Non-GMO farming practices can help preserve biodiversity by maintaining a diverse range of plant and animal species. Non-GMO farmers, on the other hand, typically use a range of crops and rotations, which can help maintain soil health and support a more diverse range of species.
Non-GMO farming practices can also improve soil health by reducing the use of synthetic fertilizers and promoting natural soil-building practices. Non-GMO farmers, on the other hand, use natural methods to improve soil health, such as composting, cover cropping, and crop rotation, which can help build organic matter and improve soil fertility.
Non-GMO farming practices can also help support small-scale farmers and local food systems. Non-GMO farmers, on the other hand, often rely on local markets and community-supported agriculture (CSA) programs, which can help support small-scale farmers and provide consumers with fresh, locally produced food.
Will You Say Hell No to GMOs?

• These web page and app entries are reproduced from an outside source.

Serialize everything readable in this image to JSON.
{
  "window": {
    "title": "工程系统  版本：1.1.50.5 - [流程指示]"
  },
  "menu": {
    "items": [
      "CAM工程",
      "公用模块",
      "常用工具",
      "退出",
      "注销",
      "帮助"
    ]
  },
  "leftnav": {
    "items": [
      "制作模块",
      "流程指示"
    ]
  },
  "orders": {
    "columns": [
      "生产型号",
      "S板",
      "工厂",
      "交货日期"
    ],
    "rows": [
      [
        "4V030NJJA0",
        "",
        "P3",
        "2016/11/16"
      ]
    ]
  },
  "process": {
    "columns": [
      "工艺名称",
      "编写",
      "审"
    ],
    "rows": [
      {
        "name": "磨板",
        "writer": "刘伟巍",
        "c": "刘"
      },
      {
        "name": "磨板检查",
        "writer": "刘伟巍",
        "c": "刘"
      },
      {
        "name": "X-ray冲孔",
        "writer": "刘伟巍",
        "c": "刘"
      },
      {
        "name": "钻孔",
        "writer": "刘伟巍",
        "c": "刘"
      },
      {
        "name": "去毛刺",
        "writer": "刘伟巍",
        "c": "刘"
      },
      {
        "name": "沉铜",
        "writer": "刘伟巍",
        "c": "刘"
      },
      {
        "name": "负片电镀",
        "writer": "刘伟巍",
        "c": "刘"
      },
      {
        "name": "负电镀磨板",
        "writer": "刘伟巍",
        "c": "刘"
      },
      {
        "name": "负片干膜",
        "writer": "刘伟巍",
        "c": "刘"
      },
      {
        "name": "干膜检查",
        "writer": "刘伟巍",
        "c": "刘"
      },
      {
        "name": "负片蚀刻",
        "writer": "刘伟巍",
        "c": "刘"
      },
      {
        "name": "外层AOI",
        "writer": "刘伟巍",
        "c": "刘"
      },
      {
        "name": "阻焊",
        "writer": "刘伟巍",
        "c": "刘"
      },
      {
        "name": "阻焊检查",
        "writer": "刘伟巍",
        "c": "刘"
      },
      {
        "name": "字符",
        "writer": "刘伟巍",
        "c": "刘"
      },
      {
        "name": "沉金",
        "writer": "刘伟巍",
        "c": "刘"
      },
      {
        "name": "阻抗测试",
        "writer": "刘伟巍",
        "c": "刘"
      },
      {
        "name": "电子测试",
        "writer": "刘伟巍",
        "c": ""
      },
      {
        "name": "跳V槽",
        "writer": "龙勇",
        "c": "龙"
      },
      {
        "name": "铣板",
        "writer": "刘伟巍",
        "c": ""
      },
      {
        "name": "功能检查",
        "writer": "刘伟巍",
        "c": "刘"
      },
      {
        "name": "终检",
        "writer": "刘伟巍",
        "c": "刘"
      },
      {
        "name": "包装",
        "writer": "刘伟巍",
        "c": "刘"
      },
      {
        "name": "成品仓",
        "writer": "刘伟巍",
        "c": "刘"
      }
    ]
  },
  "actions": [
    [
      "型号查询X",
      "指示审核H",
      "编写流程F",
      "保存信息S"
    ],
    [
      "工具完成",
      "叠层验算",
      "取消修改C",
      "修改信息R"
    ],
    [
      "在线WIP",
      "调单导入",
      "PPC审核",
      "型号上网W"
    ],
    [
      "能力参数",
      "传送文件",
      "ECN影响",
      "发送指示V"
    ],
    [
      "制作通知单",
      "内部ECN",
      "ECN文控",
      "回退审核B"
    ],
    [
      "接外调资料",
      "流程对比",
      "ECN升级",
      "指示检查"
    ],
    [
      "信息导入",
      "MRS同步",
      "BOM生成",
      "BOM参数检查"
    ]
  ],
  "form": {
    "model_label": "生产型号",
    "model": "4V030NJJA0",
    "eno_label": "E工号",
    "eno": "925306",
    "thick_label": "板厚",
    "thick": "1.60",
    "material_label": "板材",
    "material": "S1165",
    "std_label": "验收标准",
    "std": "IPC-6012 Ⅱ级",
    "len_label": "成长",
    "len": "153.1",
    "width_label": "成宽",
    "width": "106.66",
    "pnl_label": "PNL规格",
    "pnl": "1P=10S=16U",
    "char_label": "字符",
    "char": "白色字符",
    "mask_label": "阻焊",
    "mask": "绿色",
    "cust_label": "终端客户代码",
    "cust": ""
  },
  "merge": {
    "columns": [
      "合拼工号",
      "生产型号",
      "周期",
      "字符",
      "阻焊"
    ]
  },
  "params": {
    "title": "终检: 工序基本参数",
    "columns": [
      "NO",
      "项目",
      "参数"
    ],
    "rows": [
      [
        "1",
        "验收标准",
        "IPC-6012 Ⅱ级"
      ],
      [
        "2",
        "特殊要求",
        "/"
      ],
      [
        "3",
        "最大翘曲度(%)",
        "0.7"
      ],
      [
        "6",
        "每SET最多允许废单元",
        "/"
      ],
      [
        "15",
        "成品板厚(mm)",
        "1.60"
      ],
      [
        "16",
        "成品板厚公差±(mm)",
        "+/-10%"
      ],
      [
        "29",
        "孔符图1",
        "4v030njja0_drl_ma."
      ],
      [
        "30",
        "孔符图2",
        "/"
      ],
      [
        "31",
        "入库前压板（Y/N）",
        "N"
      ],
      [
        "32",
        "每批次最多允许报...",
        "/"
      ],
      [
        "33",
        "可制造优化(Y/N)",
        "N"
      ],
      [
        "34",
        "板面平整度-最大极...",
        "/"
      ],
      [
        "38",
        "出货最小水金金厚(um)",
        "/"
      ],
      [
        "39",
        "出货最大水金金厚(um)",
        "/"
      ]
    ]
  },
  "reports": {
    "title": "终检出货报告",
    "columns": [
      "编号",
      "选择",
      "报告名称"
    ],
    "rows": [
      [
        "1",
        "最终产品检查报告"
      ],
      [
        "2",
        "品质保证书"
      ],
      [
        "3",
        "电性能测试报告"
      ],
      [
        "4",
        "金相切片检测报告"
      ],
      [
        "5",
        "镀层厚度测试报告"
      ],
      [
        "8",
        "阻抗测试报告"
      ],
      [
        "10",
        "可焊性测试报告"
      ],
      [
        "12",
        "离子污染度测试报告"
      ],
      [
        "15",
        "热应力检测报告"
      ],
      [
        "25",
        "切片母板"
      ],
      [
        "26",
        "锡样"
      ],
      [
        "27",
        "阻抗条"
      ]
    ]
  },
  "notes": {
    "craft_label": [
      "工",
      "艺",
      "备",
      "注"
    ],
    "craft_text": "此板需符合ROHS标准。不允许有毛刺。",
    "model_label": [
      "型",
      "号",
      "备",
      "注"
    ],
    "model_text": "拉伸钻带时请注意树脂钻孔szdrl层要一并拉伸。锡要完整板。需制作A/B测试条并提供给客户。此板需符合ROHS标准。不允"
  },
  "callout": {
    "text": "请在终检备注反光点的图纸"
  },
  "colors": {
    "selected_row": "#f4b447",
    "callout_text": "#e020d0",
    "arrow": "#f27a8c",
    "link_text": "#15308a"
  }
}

The next time someone curiously asks you, "what is the meaning of Non-GMO?" We hope this blog will help you confidently answer this question to keep your friends and family informed on the major impact the foods we eat have on our bodies and the world around us. You can take small steps to eat your way to better health and the way Mother Nature intended with a little help from ALOHA's Non-GMO Project Verified and USDA Organic plant-based protein bars, drinks, and powders.